The red mushroom has a reputation as one of the most nutritious and flavorful of all the mushrooms, but scientists are starting to understand why it’s so good.
The fungus grows on the roots of the red tree and can be harvested by slicing it open, but it’s more widely available than you might think.
The red leafy mushroom, also known as “green thumb,” is a popular snack and is typically found in Asia and Europe.
But scientists have been discovering that the fungus has a wide range of other uses in other parts of the world.
The most famous is as a flavoring ingredient in soups and sauces, but the mushroom can also be used to make the filling for traditional Chinese meals.
For the researchers, this is the most fascinating area of research yet.
It turns out that the red leafed mushroom has an amazing range of uses beyond its primary food use, said study co-author Jie Li.
“When you look at the mushroom world, it’s a very diverse landscape.

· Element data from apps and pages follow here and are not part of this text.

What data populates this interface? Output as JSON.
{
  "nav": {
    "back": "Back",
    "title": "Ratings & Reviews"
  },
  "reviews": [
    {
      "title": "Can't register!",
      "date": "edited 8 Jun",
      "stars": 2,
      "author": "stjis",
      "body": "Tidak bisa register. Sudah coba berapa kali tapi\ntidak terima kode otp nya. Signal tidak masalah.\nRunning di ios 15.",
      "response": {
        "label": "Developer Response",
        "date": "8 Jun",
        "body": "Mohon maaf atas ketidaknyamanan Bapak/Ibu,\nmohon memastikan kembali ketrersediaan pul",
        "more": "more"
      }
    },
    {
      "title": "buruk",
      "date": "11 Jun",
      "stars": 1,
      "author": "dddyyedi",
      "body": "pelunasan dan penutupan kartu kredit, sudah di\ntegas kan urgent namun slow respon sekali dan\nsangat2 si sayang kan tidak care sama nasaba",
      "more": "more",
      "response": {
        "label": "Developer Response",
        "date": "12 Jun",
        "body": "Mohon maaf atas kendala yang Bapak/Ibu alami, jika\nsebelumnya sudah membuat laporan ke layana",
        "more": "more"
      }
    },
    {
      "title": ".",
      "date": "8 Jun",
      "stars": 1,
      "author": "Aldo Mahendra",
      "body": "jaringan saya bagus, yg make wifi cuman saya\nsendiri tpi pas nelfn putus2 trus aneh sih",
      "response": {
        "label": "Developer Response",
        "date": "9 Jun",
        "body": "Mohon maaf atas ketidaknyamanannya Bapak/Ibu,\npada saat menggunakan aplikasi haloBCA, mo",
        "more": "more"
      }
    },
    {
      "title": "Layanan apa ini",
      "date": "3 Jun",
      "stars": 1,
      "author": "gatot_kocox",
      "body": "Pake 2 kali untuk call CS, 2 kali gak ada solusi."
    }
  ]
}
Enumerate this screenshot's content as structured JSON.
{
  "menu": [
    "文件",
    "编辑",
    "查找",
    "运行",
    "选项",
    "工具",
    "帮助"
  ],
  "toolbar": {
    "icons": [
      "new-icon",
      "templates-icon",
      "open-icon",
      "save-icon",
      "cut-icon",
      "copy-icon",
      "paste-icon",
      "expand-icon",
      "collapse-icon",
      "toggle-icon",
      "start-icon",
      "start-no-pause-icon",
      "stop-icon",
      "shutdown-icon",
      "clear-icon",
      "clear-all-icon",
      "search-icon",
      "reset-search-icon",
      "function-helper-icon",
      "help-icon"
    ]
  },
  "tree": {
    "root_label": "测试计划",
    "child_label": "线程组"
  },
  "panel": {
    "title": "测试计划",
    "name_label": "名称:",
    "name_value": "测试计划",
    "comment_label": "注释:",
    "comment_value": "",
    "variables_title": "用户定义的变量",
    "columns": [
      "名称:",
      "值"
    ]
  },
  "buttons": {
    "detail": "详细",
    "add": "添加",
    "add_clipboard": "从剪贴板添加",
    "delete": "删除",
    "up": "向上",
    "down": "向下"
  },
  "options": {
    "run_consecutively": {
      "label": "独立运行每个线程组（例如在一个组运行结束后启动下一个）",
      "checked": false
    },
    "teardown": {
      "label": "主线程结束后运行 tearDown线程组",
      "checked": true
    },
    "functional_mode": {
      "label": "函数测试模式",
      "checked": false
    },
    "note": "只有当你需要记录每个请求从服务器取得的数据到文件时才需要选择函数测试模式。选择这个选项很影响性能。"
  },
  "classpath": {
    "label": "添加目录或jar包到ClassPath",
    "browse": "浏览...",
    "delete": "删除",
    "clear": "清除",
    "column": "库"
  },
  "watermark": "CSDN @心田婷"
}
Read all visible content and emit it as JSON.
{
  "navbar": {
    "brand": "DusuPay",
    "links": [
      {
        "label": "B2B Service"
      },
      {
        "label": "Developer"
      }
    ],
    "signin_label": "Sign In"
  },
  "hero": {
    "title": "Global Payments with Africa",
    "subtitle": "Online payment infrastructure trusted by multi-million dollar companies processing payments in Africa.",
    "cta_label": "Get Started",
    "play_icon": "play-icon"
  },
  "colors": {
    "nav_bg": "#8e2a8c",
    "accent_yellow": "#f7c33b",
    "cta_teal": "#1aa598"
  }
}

So, there are a lot of interesting and interesting uses for this mushroom,” she said.
To find out more, researchers studied the genetics of the mushroom and found that its genome is shared by several species of red leaf.
This makes it easier to sequence and study its genes.
This is what the red mushroom genome looks like Source: University of Chicago / YouTube.com The genome shows that the mushrooms genes are shared across several species, but that the two species that share most DNA have different mutations.
“We think that it is the mutation rate that determines whether you have a red leaf or a green thumb,” said Li.
The researchers found that the mutation rates for the red and green thumb genes are about two to three times higher than for the green thumb.
This means that the Red Leaf mutation rate is 10 times more common than the green leaf rate.
The scientists also found that there were about 100 other mutations that were shared by the Red leaf and the Green thumb.
“This gives us the opportunity to study how these two genes interact and the genetic variation that’s in them and understand the biology behind the evolution of the two,” said study author James Miller.
Miller is a senior research scientist at the University of California, Berkeley.
He is working with Li to understand the genetic differences between red and the green mushroom, and to determine what genetic differences might be found between red leaf and green leaf mushroom.
In the future, the researchers hope to use the new knowledge to better understand how the Red and Green Leaf mutation rates relate to disease risk.
The research was supported by the National Science Foundation and by the Bill & Melinda Gates Foundation.
Source: The Washington Post